Segment Start: Recorded data
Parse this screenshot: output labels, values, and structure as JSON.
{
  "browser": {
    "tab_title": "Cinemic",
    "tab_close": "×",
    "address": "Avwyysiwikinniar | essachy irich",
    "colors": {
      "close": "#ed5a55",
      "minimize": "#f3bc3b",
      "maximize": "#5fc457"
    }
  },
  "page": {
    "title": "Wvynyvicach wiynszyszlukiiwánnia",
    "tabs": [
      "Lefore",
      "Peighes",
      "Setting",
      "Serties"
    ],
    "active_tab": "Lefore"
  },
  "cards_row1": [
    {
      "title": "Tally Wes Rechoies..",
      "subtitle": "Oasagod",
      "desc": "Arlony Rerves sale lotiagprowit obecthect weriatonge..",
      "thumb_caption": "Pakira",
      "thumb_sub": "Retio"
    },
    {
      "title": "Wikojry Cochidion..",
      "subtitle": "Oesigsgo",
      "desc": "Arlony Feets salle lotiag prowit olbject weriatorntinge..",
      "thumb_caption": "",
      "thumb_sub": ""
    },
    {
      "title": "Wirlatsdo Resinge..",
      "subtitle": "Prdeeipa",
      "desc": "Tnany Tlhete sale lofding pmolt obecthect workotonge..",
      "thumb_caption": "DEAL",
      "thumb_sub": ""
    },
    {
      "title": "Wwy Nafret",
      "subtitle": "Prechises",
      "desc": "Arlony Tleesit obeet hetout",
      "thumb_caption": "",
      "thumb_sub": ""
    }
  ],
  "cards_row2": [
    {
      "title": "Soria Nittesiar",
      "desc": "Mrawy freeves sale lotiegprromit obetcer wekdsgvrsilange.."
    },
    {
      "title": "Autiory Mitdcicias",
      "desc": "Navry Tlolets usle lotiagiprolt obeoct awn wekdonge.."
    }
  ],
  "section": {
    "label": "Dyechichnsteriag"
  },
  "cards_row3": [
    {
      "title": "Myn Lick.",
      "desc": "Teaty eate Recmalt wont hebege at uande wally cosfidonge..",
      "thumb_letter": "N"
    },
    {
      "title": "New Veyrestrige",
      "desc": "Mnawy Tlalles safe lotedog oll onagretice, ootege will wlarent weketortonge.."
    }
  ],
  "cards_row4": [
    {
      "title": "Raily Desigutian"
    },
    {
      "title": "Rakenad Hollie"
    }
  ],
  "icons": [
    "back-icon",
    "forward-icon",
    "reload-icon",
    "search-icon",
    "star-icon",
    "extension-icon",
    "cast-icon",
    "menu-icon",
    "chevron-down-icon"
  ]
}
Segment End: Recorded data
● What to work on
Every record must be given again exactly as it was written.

● Result for this exercise
Parse this screenshot: output labels, values, and structure as JSON.
{
  "browser": {
    "tab_title": "Cinemic",
    "tab_close": "×",
    "address": "Avwyysiwikinniar | essachy irich",
    "colors": {
      "close": "#ed5a55",
      "minimize": "#f3bc3b",
      "maximize": "#5fc457"
    }
  },
  "page": {
    "title": "Wvynyvicach wiynszyszlukiiwánnia",
    "tabs": [
      "Lefore",
      "Peighes",
      "Setting",
      "Serties"
    ],
    "active_tab": "Lefore"
  },
  "cards_row1": [
    {
      "title": "Tally Wes Rechoies..",
      "subtitle": "Oasagod",
      "desc": "Arlony Rerves sale lotiagprowit obecthect weriatonge..",
      "thumb_caption": "Pakira",
      "thumb_sub": "Retio"
    },
    {
      "title": "Wikojry Cochidion..",
      "subtitle": "Oesigsgo",
      "desc": "Arlony Feets salle lotiag prowit olbject weriatorntinge..",
      "thumb_caption": "",
      "thumb_sub": ""
    },
    {
      "title": "Wirlatsdo Resinge..",
      "subtitle": "Prdeeipa",
      "desc": "Tnany Tlhete sale lofding pmolt obecthect workotonge..",
      "thumb_caption": "DEAL",
      "thumb_sub": ""
    },
    {
      "title": "Wwy Nafret",
      "subtitle": "Prechises",
      "desc": "Arlony Tleesit obeet hetout",
      "thumb_caption": "",
      "thumb_sub": ""
    }
  ],
  "cards_row2": [
    {
      "title": "Soria Nittesiar",
      "desc": "Mrawy freeves sale lotiegprromit obetcer wekdsgvrsilange.."
    },
    {
      "title": "Autiory Mitdcicias",
      "desc": "Navry Tlolets usle lotiagiprolt obeoct awn wekdonge.."
    }
  ],
  "section": {
    "label": "Dyechichnsteriag"
  },
  "cards_row3": [
    {
      "title": "Myn Lick.",
      "desc": "Teaty eate Recmalt wont hebege at uande wally cosfidonge..",
      "thumb_letter": "N"
    },
    {
      "title": "New Veyrestrige",
      "desc": "Mnawy Tlalles safe lotedog oll onagretice, ootege will wlarent weketortonge.."
    }
  ],
  "cards_row4": [
    {
      "title": "Raily Desigutian"
    },
    {
      "title": "Rakenad Hollie"
    }
  ],
  "icons": [
    "back-icon",
    "forward-icon",
    "reload-icon",
    "search-icon",
    "star-icon",
    "extension-icon",
    "cast-icon",
    "menu-icon",
    "chevron-down-icon"
  ]
}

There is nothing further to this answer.